Anne, a 61-year-old retiree from Yorkshire, could barely believe her eyes when she opened an envelope from Halifax to find a cheque for £32,732.
“I just had to sit down,” she said. “I was thinking, ‘this can’t be right’. I didn’t even know that what I had been sold was called PPI. It was just coming to the deadline and I thought I’d have a look.”
Anne, who did not want to give her surname, had signed up for a credit card with Halifax in the Eighties and had been sold an insurance policy – a form of now-notorious “payment protection insurance” (PPI) – to ensure that she could keep up repayments after a loss of income or a bout of serious illness.
As a local government worker Anne was already eligible for 26 weeks of sick pay and, given her age at the time, was very unlikely to need the cover.
She said: “I did question it but they were using scare tactics. I was 22 and applying for my first credit card; I wasn’t as savvy back then as I am now.”
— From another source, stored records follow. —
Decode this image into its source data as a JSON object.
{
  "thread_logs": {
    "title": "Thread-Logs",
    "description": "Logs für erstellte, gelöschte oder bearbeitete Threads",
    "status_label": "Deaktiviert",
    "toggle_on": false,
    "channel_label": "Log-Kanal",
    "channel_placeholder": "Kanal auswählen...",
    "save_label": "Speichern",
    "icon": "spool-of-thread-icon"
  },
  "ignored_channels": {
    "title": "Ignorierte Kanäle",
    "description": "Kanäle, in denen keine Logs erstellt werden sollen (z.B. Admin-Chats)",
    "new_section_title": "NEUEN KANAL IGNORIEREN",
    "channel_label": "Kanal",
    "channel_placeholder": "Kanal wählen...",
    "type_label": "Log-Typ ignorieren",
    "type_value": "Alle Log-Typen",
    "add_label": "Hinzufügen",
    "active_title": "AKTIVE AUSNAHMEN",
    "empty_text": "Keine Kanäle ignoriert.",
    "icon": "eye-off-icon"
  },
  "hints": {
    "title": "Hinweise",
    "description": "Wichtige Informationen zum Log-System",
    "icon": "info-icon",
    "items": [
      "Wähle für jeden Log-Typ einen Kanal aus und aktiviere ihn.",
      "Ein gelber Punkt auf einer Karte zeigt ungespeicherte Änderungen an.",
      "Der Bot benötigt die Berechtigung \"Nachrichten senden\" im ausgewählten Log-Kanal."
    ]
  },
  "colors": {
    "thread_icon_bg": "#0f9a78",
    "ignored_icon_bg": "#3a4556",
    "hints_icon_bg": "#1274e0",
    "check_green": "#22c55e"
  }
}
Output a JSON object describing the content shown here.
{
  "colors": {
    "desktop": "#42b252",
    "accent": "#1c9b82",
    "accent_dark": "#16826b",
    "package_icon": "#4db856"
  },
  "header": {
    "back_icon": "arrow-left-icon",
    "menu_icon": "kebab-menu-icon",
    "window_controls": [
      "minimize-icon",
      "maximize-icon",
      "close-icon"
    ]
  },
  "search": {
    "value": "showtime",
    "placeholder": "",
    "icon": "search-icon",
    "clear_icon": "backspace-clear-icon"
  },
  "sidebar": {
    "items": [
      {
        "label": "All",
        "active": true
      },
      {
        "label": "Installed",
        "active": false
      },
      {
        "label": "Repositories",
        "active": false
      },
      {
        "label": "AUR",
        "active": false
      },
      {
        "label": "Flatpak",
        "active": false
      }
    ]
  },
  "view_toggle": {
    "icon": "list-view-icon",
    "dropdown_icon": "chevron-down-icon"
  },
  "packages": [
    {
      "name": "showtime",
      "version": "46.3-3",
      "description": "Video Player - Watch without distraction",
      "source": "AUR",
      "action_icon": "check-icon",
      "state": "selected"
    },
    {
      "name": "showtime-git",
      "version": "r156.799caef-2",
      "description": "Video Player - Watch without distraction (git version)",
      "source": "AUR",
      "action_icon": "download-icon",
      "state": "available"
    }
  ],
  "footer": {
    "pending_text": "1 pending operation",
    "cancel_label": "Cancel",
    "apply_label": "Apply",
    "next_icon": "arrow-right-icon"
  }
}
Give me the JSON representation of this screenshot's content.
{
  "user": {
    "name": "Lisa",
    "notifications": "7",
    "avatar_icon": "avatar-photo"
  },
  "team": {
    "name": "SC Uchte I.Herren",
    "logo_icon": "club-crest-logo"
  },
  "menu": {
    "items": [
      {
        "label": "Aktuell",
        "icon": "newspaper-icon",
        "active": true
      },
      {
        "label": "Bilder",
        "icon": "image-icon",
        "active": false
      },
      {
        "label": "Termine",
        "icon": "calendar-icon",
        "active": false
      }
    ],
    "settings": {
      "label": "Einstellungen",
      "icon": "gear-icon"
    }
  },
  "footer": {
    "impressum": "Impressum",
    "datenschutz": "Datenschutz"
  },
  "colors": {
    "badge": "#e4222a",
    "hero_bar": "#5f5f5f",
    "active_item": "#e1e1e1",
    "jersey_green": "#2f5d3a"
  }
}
Anne complained to Halifax and in April received her cheque, split roughly half and half between compensation and interest.